Saved by Zero
As the nation prepares to go merrily to war, Zero Boy has an important message about the one that started it all in the crazed many-character multimedia comedy "World War Zero."
By JOSEPH LANGHAM
Zero zips. Zero Zings. Zero takes you on a long, vast verbal and non-verbal
journey while standing basically in one spot. His jacket is silver. His
hair is white. He bears the mark of the one chosen to save the planet (and
a sexy warrior princess) from the evil emperor LL Coolie and his hit man of
a henchman Hung Lo. The war has begun. Not WWIII, WWIV or even
WWXXXVVIIIXXC. NO! It's WWZERO!
At first we are confused. A man with a microphone strapped to his head
takes the stage making strange noises with his mouth. But, unlike many a
Grammy-winning artist who have donned the same mic type, it is rapidly
apparent that this man has a lot of talent. He's like Jonathan Winters on
overdrive. He has more characters in his pocket than Robin Williams on
|WORLD WAR ZERO|
|Written by: Zero Boy.|
Directed by: B. Stanley.
Cast: Zero Boy, Master Lee, Damion Da Costa, Damaris Webb..
Music by: Allon Beausoleil.
Sound and Stage design by: Richard Reta.
Video and computer graphics by: Bigtwin.
Master Po animation by: Adrianno Wilbur.
|Theater for the New City|
155 First Ave.
Jan. 16 - Feb. 2, 2003
He begins by spinning an imaginary turntable that mixes not only
rhythm and music, but ideas and scenarios. Eventually it seemed that he
wasn't spinning invisible vinyl at all, it seemed as if he were spinning two
globes, aptly mixing together this world and the world that lies deep within
the brain of Zero.
Watching Zero Boy work is like watching TV with a hopped
up friend commanding the remote. Blink and you might miss something. He
jumps from subject to subject in one breath, handling not only the dialogue
but also the arsenal of sound effects with only his mouth. His humor is
wry, his body is limber, his face is rubber, his message is clear, his
performance is astounding. Why is this man not hugely rich and famous
already? Probably because he is just too good.
His supporting cast is world-savingly wonderful as well. It's
multi-character heaven. The gorgeous Damaris Webb thrills and titillates us
with characters with names such as Georgia Lickalotapus and Sashimi Warrior
Princess. Her mouthed sound-effect abilities rival those of Mr. Zero's
himself. Damion Da Costa's ability to rapidly and clearly switch between
characters makes us very happy. He masterfully handles the dialects and
movement with equal prowess. Master Lee lends his humor to the voicing of

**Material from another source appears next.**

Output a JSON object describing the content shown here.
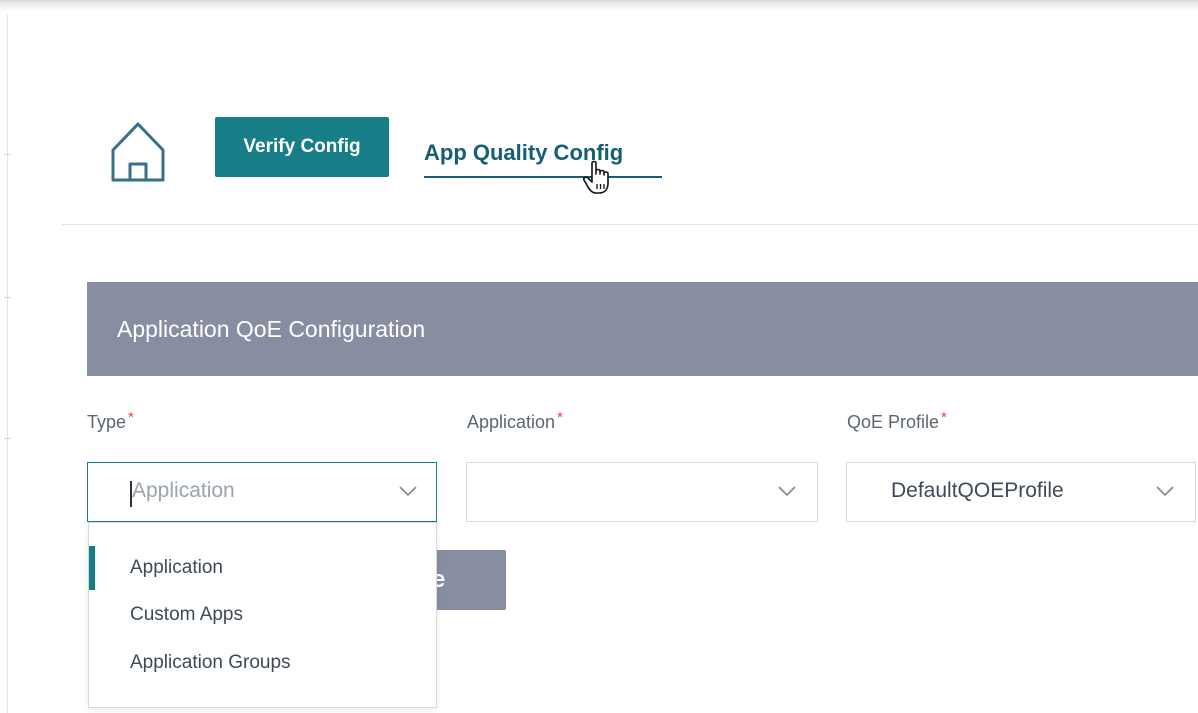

LL Coolie the Evil Emperor and he has a great moment as Chief Wampum. Then
we have Allon Beausoleil playing bass and dressing up like a sheep for the
petting zoo in the "Wild West Show" segment.
| ||The biggest problem with the production is that the people who
should be seeing, being moved and having their closed minds changed by this type of material weren't there.|
The sketches are interspersed with some fun and exciting animation projected
on a small screen. Adriano Wilbur's flash segment explaining WWZero makes
one long for the days of Liquid Television. Bigtwin's WTC segment moves us
with its simplicity.
Despite some technical snafus, such as too much ear-piercing treble on Zero's mic and the on-again off-again mics of the supporting cast, this is a
strong, solid show that hopefully will and absolutely should continue to
grow. The biggest problem with the production, which seems to be a common
denominator in downtown theater and comedy, is that the people who
should be seeing, being moved and having their closed minds changed by this
type of material weren't there. "Preaching to the gallery" is the appropriate
term. So, come see this show, you peace-loving freak, and bring your war-mongering violent friends. What's that? Don't hang with those type of
people? Neither does Zero. The message is clear. Kill them with love and
God will have nothing to sort out.
|JANUARY 21, 2003|
OFFOFFOFF.COM THE GUIDE TO ALTERNATIVE NEW YORK
Reader comments on World War Zero:
Genius! from Erica DaCosta, Jan 26, 2003
Post a comment on "World War Zero"